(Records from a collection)

★ ★ ★

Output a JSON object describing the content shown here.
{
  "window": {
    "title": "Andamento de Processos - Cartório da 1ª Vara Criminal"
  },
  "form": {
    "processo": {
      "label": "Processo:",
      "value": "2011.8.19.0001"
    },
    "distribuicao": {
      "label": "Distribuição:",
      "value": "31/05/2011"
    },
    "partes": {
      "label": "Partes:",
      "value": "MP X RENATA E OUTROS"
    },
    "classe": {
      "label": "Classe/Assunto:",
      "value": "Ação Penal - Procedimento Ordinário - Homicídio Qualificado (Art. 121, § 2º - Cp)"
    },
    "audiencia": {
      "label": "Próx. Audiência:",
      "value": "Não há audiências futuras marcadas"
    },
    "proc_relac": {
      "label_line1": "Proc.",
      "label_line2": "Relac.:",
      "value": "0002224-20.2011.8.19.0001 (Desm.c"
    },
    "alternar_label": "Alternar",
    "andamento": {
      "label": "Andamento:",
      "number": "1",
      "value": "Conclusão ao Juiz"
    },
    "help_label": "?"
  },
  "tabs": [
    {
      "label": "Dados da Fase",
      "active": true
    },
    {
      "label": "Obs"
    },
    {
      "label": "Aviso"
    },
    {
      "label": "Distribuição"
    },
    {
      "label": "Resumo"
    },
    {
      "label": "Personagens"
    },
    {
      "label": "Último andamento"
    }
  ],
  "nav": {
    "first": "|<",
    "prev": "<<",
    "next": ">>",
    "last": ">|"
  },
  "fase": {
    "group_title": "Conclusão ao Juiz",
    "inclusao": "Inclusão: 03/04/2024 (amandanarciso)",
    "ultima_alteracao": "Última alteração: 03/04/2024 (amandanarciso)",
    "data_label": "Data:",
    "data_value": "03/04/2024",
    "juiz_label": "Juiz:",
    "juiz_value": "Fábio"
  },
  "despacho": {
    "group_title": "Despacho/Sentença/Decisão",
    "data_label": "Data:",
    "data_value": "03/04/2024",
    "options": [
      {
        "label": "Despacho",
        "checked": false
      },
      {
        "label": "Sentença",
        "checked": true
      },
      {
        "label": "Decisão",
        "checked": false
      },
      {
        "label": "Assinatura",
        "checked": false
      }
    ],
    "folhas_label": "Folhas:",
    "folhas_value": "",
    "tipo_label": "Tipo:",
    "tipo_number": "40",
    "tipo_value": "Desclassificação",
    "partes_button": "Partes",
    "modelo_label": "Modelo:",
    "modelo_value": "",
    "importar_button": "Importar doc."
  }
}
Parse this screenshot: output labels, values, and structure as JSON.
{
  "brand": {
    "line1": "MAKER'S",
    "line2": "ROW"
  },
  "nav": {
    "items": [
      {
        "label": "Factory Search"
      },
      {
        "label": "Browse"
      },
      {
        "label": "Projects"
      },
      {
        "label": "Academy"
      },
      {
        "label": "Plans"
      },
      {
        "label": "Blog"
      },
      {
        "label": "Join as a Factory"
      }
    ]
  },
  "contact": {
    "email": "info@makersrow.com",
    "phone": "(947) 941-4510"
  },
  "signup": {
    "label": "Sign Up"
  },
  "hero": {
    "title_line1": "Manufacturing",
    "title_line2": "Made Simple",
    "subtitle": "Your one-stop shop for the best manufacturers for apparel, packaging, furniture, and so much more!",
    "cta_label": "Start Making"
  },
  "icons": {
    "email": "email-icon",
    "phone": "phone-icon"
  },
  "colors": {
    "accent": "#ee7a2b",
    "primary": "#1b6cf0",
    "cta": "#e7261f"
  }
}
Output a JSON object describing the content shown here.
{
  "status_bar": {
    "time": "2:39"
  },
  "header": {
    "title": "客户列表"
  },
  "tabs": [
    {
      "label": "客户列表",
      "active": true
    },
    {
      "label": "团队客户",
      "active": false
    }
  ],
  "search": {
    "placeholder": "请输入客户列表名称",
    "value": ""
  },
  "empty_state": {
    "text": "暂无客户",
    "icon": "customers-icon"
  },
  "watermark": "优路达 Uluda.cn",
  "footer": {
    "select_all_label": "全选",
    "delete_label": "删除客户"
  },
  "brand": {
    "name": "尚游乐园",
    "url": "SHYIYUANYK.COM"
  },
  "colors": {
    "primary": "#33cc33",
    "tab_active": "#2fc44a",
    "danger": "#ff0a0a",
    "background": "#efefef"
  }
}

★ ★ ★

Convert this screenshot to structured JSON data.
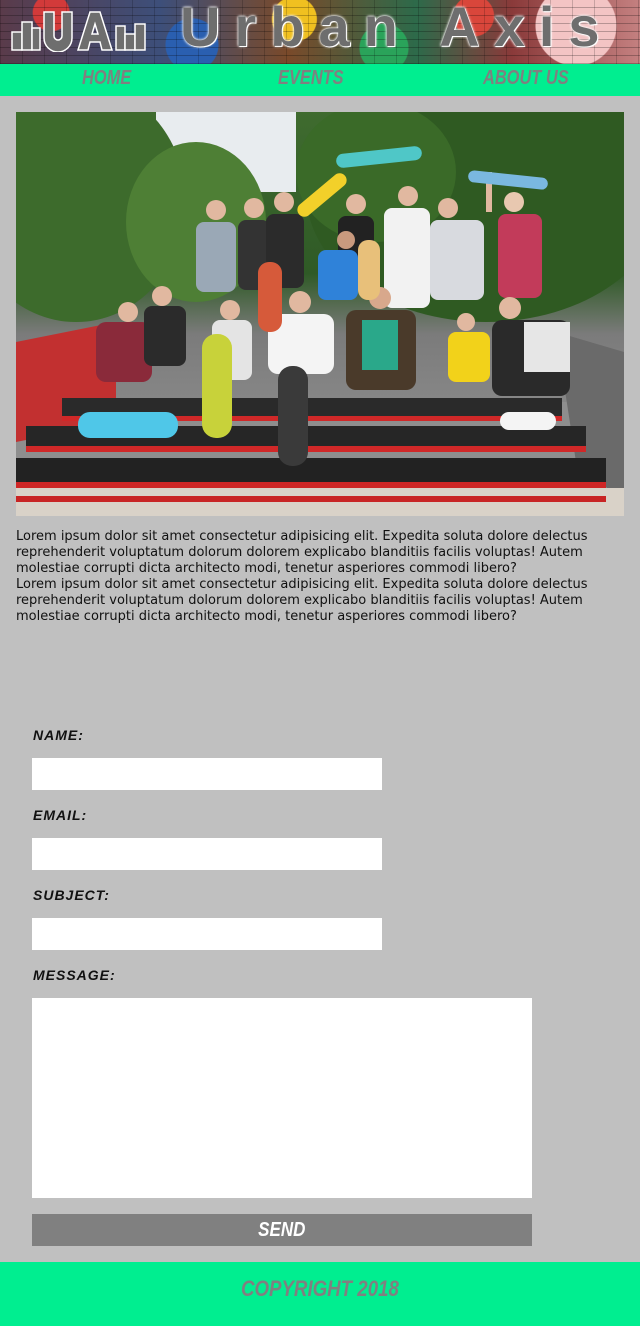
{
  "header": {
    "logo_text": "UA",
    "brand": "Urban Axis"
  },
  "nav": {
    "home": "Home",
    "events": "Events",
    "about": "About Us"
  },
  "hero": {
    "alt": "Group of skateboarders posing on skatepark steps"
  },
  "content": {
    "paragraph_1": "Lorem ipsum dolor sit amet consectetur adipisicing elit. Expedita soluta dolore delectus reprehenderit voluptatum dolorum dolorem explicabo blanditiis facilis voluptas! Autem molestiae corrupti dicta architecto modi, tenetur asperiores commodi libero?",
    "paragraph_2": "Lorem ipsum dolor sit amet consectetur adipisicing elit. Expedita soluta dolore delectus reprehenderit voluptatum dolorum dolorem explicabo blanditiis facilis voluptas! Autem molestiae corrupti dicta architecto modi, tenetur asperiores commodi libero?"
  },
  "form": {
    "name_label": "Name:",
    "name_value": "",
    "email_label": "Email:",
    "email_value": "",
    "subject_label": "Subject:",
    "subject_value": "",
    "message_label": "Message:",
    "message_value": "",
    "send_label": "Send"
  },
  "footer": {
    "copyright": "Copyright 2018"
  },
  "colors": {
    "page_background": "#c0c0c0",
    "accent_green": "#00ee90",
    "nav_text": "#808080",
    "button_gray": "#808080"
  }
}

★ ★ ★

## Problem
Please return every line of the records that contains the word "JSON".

## Answer section
Output a JSON object describing the content shown here.
Parse this screenshot: output labels, values, and structure as JSON.
Output a JSON object describing the content shown here.
Convert this screenshot to structured JSON data.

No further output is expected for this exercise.